Master of Arts in Teaching & Master of Arts Programs:
The objectives of the undergraduate education programs apply to candidates seeking initial
certification at the master’s level. Additionally, the Master of Arts in Teaching (M.A.T.)
and Master of Arts (M.A.) programs at Piedmont College continue to provide the graduate
candidate knowledge in the social and educational development of students. Through an
individualized program of study based on the candidate’s undergraduate program, experience,
and professional goals, the programs seek to:
• provide the candidate with the ability to communicate and teach effectively using
an interdisciplinary knowledge base and understanding of multidimensional
• use and facilitate critical thinking skills;
• enhance candidates’ content knowledge, integrating it with instructional technology;
• enable candidates to interpret and assess educational research, and conduct their
own classroom-based research; and
• provide experiences that enable candidates to assume roles as proactive, reflective,
and scholarly practitioners and develop their skills and abilities as professional
Candidates seeking initial certification in education fields will pursue the Master of Arts in Teaching (M.A.T.) degree.
Students who hold a teaching certificate are eligible to pursue a Master of Arts (M.A.) degree.
Schools of the 21st century will require educators who are prepared to meet the challenges of higher academic standards, increasingly diverse student populations, complex social issues and ever expanding uses of technology. These professionals set as their goal high levels of learning for all students. The School of Education at Piedmont College believes that the proactive teacher takes responsibility for seeking solutions for problems through scholarly work and reflection, guided by a vision that is mindful of ways to improve schools and the lives of children.

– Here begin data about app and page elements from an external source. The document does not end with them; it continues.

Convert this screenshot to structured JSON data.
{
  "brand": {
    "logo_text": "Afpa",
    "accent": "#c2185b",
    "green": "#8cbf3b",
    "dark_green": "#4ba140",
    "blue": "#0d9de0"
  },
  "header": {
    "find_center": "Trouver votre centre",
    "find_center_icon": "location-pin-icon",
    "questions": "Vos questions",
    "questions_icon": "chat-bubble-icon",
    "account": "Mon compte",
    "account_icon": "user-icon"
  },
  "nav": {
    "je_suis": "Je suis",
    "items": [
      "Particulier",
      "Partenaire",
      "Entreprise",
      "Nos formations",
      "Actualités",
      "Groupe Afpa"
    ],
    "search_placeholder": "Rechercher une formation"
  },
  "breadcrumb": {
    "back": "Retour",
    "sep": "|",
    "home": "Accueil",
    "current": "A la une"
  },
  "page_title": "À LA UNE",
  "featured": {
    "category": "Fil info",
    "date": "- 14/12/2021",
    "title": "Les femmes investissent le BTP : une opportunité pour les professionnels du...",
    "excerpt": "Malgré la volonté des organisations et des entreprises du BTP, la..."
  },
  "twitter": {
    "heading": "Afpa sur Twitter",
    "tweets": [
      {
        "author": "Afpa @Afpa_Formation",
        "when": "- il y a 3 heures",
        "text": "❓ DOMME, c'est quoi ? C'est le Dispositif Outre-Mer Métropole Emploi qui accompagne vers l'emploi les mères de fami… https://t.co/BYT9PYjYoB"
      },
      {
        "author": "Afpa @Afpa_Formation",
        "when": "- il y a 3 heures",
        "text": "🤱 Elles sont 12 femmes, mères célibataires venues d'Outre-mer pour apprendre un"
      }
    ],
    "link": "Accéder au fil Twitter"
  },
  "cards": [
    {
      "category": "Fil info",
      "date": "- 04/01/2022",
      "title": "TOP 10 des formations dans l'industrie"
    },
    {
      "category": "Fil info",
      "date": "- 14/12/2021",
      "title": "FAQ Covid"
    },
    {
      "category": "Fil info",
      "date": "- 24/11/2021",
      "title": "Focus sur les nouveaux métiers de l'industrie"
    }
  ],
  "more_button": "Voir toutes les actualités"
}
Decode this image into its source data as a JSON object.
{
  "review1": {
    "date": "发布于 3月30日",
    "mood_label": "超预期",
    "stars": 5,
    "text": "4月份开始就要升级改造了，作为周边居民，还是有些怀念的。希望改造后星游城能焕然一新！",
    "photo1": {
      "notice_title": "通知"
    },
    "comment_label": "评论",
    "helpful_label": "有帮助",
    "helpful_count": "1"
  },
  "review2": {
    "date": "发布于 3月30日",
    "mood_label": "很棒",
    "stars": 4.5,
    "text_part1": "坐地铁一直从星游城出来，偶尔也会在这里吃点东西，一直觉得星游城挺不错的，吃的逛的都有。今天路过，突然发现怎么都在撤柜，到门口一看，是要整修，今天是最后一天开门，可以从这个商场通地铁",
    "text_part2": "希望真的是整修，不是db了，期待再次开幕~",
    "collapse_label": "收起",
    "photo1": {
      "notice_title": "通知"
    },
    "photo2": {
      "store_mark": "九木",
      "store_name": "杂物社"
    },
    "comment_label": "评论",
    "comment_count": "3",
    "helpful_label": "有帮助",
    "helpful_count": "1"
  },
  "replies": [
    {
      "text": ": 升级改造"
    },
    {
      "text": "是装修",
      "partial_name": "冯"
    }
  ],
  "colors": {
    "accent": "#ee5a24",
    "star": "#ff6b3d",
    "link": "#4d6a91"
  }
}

Piedmont College School of Education offers a Master of Arts (MA) degree in Instructional Technology: Design, Integration, and Administration for educators with a clear, renewable teacher certification. This program prepares graduates for the content-specific GACE exam.
Graduates become "Teacher Leaders" in Instructional Technology for their classroom, school, and system, with the skills required for blended learning, statewide virtual school teaching, support, and administration.
There is a separate track for non-teachers who may enter the program from various fields with the goal of working in Instruction Technology.
The goal of the Specialist Program in Curriculum and Instruction is to develop distinguished contributing teachers as leaders, mentors, and models across schools and systems. The primary purpose of schooling is instruction; therefore, all teachers, staff and administrators must focus through habits of mind on the ultimate goal of providing students with the best and most appropriate education possible through continuous school improvement. Regular classroom teachers, teachers in specialty areas, lead teachers, department heads, building level administrators, as well as staff and administrators at the district levels need to view themselves as instructional leaders and through proactive, scholarly and reflective professional and pedagogical development provide teaching and learning expertise and leadership to students and peers both formally and informally.
The Specialist Program in Curriculum and Instruction offers components that address the qualities necessary for distinguished teaching and leadership. The program provides a rigorous and scholarly pragmatic approach that meets the needs of candidates in various geographic and educational contexts.
The Education Doctorate (Ed.D.) is consistent with the goals in all graduate programs at Piedmont College. It is designed to develop eminent leaders in the field of education. The primary focus of the Ed.D. program is to facilitate transformational change of ndividuals and schools by preparing teacher leaders, other school professionals, and school administrators for the challenges of our rapidly changing world. The program will also serve to prepare educators for various roles in college and university teaching and in research and leadership positions in other educational institutions. Additionally, the doctoral program allows candidates to demonstrate a comprehensive knowledge base of theoretical and pedagogical issues relating to teaching and learning through adding new knowledge about their fields.
Candidates for the Ed.D. degree in Curriculum and Instruction are expected to engage in independent learning throughout their program. Research toward, and the ultimate completion of, the doctoral dissertation are primary examples of independent learning. Independent learning is a key component in many courses in which the aim is the development of analytical skills and critical thinking. Developing the ability to think independently leads to strengthened learning communities.